Do you grab the same reusable water bottle day after day without cleaning it? Do you justify your lack of soapy scrubbing based on the premise that the water bottle only holds clean water, so it can’t get that dirty?
A 2017 study on the International Association for Food Protection website examined 90 participants’ reusable water bottles and found that 60 percent hosted more bacteria than permitted in public drinking water. Ew.
That’s not the worst of it. A recent study discovered that the average reusable water bottle contains more colony-forming units (CFU) of germs per square centimeter than a kitchen sink and dog bowl combined. For an exact germ count: reusable water bottles came in with 313,499 CFU compared to 3,191 CFU in the kitchen sink and 47,383 CFU in the dog bowl.
This study tested water bottles after a week of use without being washed, evaluating a small collection of squeeze top, straw top, slide top and screw top bottles. While all the water bottles bred germs, slide top water bottles strongly surpassed the other water bottles by growing 933,340 CFU; straw tops claimed the least, with only 25.4 CFU.
Time for a wash?

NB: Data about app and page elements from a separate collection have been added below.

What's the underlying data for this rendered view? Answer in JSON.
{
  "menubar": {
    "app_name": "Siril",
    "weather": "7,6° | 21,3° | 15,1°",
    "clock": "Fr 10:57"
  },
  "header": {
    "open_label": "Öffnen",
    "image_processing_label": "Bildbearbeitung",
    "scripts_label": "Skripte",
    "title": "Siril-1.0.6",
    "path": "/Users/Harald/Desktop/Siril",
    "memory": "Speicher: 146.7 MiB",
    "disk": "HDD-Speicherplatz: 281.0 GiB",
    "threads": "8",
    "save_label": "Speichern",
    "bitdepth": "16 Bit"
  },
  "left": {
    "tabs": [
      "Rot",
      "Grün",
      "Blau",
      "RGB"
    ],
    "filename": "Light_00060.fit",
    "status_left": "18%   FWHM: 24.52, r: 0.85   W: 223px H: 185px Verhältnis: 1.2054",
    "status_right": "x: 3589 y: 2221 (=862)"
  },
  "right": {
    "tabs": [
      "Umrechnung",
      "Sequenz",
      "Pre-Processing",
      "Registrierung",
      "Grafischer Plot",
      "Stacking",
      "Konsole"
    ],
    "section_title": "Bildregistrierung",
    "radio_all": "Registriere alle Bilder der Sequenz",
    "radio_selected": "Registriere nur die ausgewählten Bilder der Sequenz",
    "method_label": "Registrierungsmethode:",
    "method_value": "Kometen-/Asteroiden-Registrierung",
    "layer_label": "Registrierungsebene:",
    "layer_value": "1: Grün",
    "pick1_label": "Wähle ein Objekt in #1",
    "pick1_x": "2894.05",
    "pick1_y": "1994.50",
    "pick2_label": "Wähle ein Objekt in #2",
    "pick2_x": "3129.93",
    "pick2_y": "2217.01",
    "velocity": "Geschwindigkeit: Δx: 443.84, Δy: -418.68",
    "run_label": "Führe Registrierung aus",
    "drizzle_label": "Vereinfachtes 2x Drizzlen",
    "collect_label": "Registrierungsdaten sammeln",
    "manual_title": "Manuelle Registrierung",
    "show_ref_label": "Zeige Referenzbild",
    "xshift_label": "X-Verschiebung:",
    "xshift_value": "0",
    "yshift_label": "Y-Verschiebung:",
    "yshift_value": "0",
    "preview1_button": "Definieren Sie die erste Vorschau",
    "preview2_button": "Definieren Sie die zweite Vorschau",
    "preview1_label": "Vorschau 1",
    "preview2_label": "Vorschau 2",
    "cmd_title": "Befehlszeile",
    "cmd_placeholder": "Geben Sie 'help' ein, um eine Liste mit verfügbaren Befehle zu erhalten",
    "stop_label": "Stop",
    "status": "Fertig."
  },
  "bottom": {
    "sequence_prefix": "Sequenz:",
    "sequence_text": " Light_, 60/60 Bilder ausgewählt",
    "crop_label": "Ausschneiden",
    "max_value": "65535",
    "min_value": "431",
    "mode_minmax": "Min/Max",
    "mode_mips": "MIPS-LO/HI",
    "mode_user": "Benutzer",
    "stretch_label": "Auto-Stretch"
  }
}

Unsterile water bottles breed mold, bacteria and possibly yeast, which can negatively affect your health, but there’s an easy solution: warm water and soap.
So how often should water bottles undergo a thorough washing? Most doctors recommend cleaning reusable water bottles daily, just like you’d wash a drinking glass daily. Because germs thrive in dark, moist environments, make sure to clean and dry the water bottles to keep tiny, troublesome organisms away.
Find it awkward to scrub your water bottle’s curves and crannies? Even that excuse dissolves now that water bottle cleansing tablets and a large variety of sized and shaped brushes are widely available. So, before you take another sip, give that water bottle a bath – it needs it.